What needs to be done
Across the records, count every line that includes "text" and give the number by itself.

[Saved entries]

-------------------------

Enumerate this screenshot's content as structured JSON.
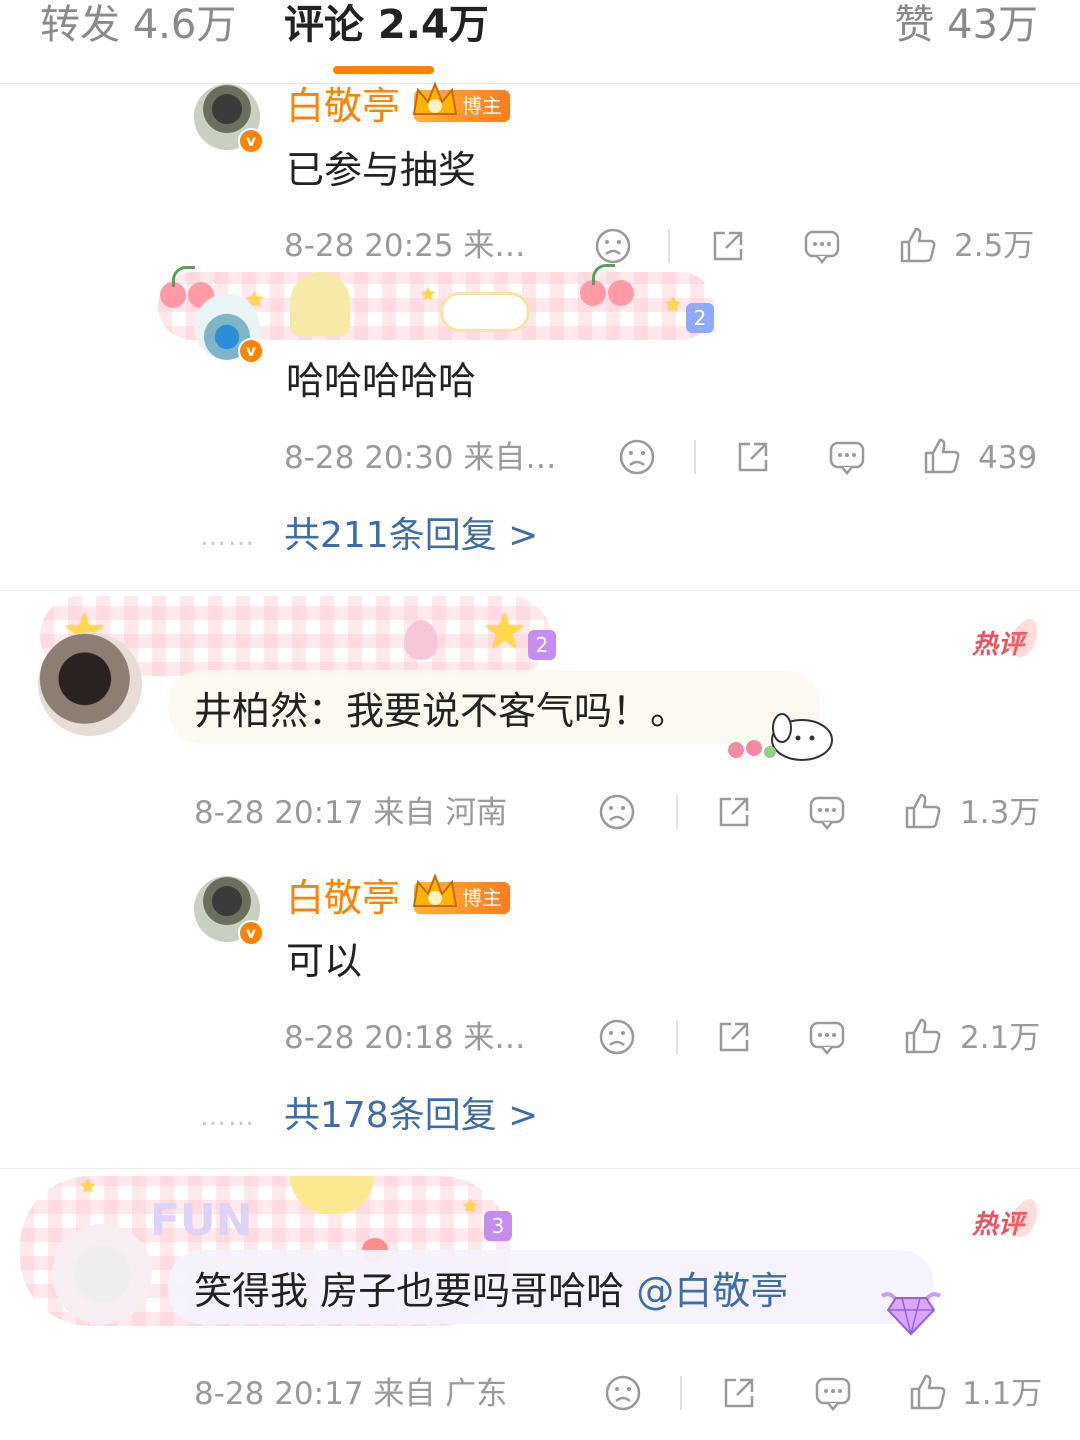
{
  "tabs": {
    "repost": "转发 4.6万",
    "comment": "评论 2.4万",
    "like": "赞 43万"
  },
  "colors": {
    "accent": "#ff8200",
    "link": "#3f6da8",
    "hot": "#f0525d",
    "meta": "#9a9a9a"
  },
  "thread1": {
    "reply1": {
      "name": "白敬亭",
      "badge": "博主",
      "text": "已参与抽奖",
      "meta": "8-28 20:25 来…",
      "likes": "2.5万"
    },
    "reply2": {
      "text": "哈哈哈哈哈",
      "meta": "8-28 20:30 来自…",
      "likes": "439",
      "level": "2"
    },
    "more": "共211条回复 >"
  },
  "comment2": {
    "hot": "热评",
    "level": "2",
    "text": "井柏然：我要说不客气吗！。",
    "meta": "8-28 20:17 来自 河南",
    "likes": "1.3万",
    "reply": {
      "name": "白敬亭",
      "badge": "博主",
      "text": "可以",
      "meta": "8-28 20:18 来…",
      "likes": "2.1万"
    },
    "more": "共178条回复 >"
  },
  "comment3": {
    "hot": "热评",
    "level": "3",
    "text": "笑得我 房子也要吗哥哈哈",
    "mention": "@白敬亭",
    "meta": "8-28 20:17 来自 广东",
    "likes": "1.1万"
  },
  "icons": [
    "frown-icon",
    "share-icon",
    "comment-icon",
    "thumb-up-icon",
    "verified-icon",
    "crown-icon"
  ]
}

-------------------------

Output for this exercise
5